-- Exercise --
An exact, complete copy of the entries that follow is needed.

-- Supplied data --
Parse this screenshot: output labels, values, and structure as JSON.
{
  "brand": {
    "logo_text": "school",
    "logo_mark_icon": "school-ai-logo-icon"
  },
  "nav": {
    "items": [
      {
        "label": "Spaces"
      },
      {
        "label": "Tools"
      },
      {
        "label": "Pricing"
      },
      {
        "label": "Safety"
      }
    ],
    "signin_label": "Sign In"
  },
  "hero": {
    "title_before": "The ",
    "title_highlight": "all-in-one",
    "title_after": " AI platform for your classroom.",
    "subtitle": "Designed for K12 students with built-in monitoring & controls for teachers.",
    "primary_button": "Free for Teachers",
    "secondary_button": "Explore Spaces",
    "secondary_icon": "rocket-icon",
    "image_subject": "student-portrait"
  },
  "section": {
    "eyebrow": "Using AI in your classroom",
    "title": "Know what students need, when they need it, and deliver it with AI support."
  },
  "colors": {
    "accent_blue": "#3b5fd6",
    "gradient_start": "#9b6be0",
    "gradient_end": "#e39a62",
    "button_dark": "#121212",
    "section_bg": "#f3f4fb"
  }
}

-- Solution to this task --
Parse this screenshot: output labels, values, and structure as JSON.
{
  "brand": {
    "logo_text": "school",
    "logo_mark_icon": "school-ai-logo-icon"
  },
  "nav": {
    "items": [
      {
        "label": "Spaces"
      },
      {
        "label": "Tools"
      },
      {
        "label": "Pricing"
      },
      {
        "label": "Safety"
      }
    ],
    "signin_label": "Sign In"
  },
  "hero": {
    "title_before": "The ",
    "title_highlight": "all-in-one",
    "title_after": " AI platform for your classroom.",
    "subtitle": "Designed for K12 students with built-in monitoring & controls for teachers.",
    "primary_button": "Free for Teachers",
    "secondary_button": "Explore Spaces",
    "secondary_icon": "rocket-icon",
    "image_subject": "student-portrait"
  },
  "section": {
    "eyebrow": "Using AI in your classroom",
    "title": "Know what students need, when they need it, and deliver it with AI support."
  },
  "colors": {
    "accent_blue": "#3b5fd6",
    "gradient_start": "#9b6be0",
    "gradient_end": "#e39a62",
    "button_dark": "#121212",
    "section_bg": "#f3f4fb"
  }
}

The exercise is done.